SUPPLIED DATA:
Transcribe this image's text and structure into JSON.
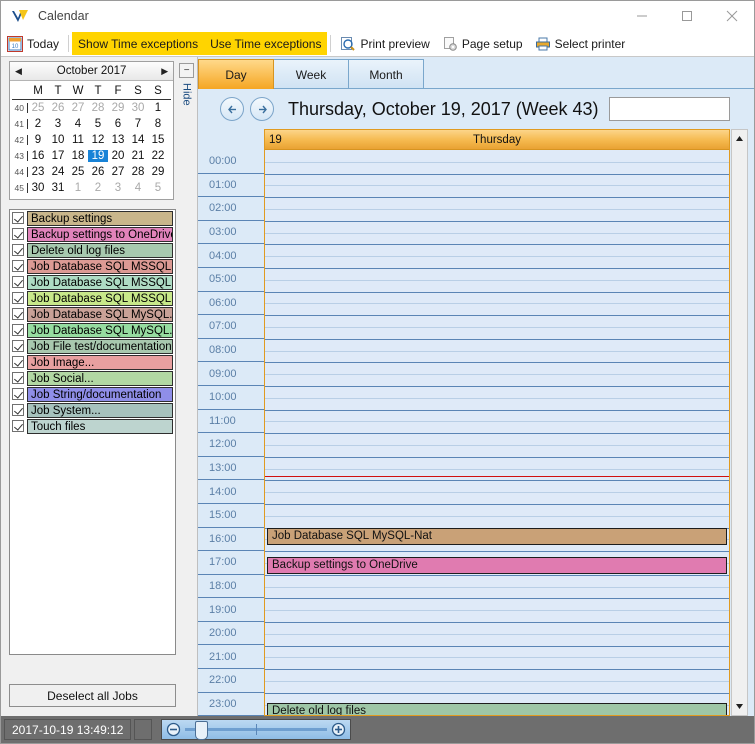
{
  "window": {
    "title": "Calendar",
    "icon": "app-logo-icon",
    "minimize": "—",
    "maximize": "□",
    "close": "✕"
  },
  "toolbar": {
    "today_label": "Today",
    "today_icon": "calendar-today-icon",
    "show_time_exceptions": "Show Time exceptions",
    "use_time_exceptions": "Use Time exceptions",
    "print_preview": "Print preview",
    "print_preview_icon": "print-preview-icon",
    "page_setup": "Page setup",
    "page_setup_icon": "page-setup-icon",
    "select_printer": "Select printer",
    "select_printer_icon": "printer-icon",
    "highlight_color": "#ffd400"
  },
  "sidebar": {
    "minicalendar": {
      "title": "October 2017",
      "prev_icon": "left-triangle-icon",
      "next_icon": "right-triangle-icon",
      "daynames": [
        "M",
        "T",
        "W",
        "T",
        "F",
        "S",
        "S"
      ],
      "selected_day": 19,
      "selected_color": "#1883d7",
      "weeks": [
        {
          "num": "40",
          "days": [
            {
              "d": "25",
              "out": true
            },
            {
              "d": "26",
              "out": true
            },
            {
              "d": "27",
              "out": true
            },
            {
              "d": "28",
              "out": true
            },
            {
              "d": "29",
              "out": true
            },
            {
              "d": "30",
              "out": true
            },
            {
              "d": "1",
              "out": false
            }
          ]
        },
        {
          "num": "41",
          "days": [
            {
              "d": "2"
            },
            {
              "d": "3"
            },
            {
              "d": "4"
            },
            {
              "d": "5"
            },
            {
              "d": "6"
            },
            {
              "d": "7"
            },
            {
              "d": "8"
            }
          ]
        },
        {
          "num": "42",
          "days": [
            {
              "d": "9"
            },
            {
              "d": "10"
            },
            {
              "d": "11"
            },
            {
              "d": "12"
            },
            {
              "d": "13"
            },
            {
              "d": "14"
            },
            {
              "d": "15"
            }
          ]
        },
        {
          "num": "43",
          "days": [
            {
              "d": "16"
            },
            {
              "d": "17"
            },
            {
              "d": "18"
            },
            {
              "d": "19",
              "sel": true
            },
            {
              "d": "20"
            },
            {
              "d": "21"
            },
            {
              "d": "22"
            }
          ]
        },
        {
          "num": "44",
          "days": [
            {
              "d": "23"
            },
            {
              "d": "24"
            },
            {
              "d": "25"
            },
            {
              "d": "26"
            },
            {
              "d": "27"
            },
            {
              "d": "28"
            },
            {
              "d": "29"
            }
          ]
        },
        {
          "num": "45",
          "days": [
            {
              "d": "30"
            },
            {
              "d": "31"
            },
            {
              "d": "1",
              "out": true
            },
            {
              "d": "2",
              "out": true
            },
            {
              "d": "3",
              "out": true
            },
            {
              "d": "4",
              "out": true
            },
            {
              "d": "5",
              "out": true
            }
          ]
        }
      ]
    },
    "hide_panel": {
      "collapse_icon": "−",
      "label": "Hide"
    },
    "jobs": [
      {
        "label": "Backup settings",
        "color": "#c9b68b",
        "checked": true
      },
      {
        "label": "Backup settings to OneDrive",
        "color": "#e183bb",
        "checked": true
      },
      {
        "label": "Delete old log files",
        "color": "#a7c9af",
        "checked": true
      },
      {
        "label": "Job Database SQL MSSQL...",
        "color": "#dc9a94",
        "checked": true
      },
      {
        "label": "Job Database SQL MSSQL...",
        "color": "#aedcc4",
        "checked": true
      },
      {
        "label": "Job Database SQL MSSQL...",
        "color": "#c8e88a",
        "checked": true
      },
      {
        "label": "Job Database SQL MySQL...",
        "color": "#c9a197",
        "checked": true
      },
      {
        "label": "Job Database SQL MySQL...",
        "color": "#96dca0",
        "checked": true
      },
      {
        "label": "Job File test/documentation",
        "color": "#a8c8ae",
        "checked": true
      },
      {
        "label": "Job Image...",
        "color": "#e8a0a0",
        "checked": true
      },
      {
        "label": "Job Social...",
        "color": "#b2d8a3",
        "checked": true
      },
      {
        "label": "Job String/documentation",
        "color": "#8f8ee8",
        "checked": true
      },
      {
        "label": "Job System...",
        "color": "#a6c2bd",
        "checked": true
      },
      {
        "label": "Touch files",
        "color": "#bdd4cf",
        "checked": true
      }
    ],
    "deselect_button": "Deselect all Jobs"
  },
  "main": {
    "tabs": [
      {
        "label": "Day",
        "active": true
      },
      {
        "label": "Week",
        "active": false
      },
      {
        "label": "Month",
        "active": false
      }
    ],
    "nav": {
      "prev_icon": "arrow-left-icon",
      "next_icon": "arrow-right-icon",
      "title": "Thursday, October 19, 2017 (Week 43)",
      "search_value": "",
      "search_placeholder": ""
    },
    "day_header": {
      "day_number": "19",
      "day_name": "Thursday"
    },
    "hours": [
      "00:00",
      "01:00",
      "02:00",
      "03:00",
      "04:00",
      "05:00",
      "06:00",
      "07:00",
      "08:00",
      "09:00",
      "10:00",
      "11:00",
      "12:00",
      "13:00",
      "14:00",
      "15:00",
      "16:00",
      "17:00",
      "18:00",
      "19:00",
      "20:00",
      "21:00",
      "22:00",
      "23:00"
    ],
    "current_time_hour": 13.82,
    "current_time_color": "#d01010",
    "appointments": [
      {
        "label": "Job Database SQL MySQL-Nat",
        "hour": 16.0,
        "color": "#c9a177"
      },
      {
        "label": "Backup settings to OneDrive",
        "hour": 17.25,
        "color": "#e07bb0"
      },
      {
        "label": "Delete old log files",
        "hour": 23.45,
        "color": "#9ec6a6"
      }
    ],
    "scrollbar": {
      "up_icon": "scroll-up-icon",
      "down_icon": "scroll-down-icon"
    }
  },
  "statusbar": {
    "datetime": "2017-10-19 13:49:12",
    "zoom": {
      "minus_icon": "zoom-out-icon",
      "plus_icon": "zoom-in-icon"
    }
  }
}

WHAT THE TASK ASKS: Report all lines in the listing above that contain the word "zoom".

RESULT OF THIS EXERCISE:
    "zoom": {
      "minus_icon": "zoom-out-icon",
      "plus_icon": "zoom-in-icon"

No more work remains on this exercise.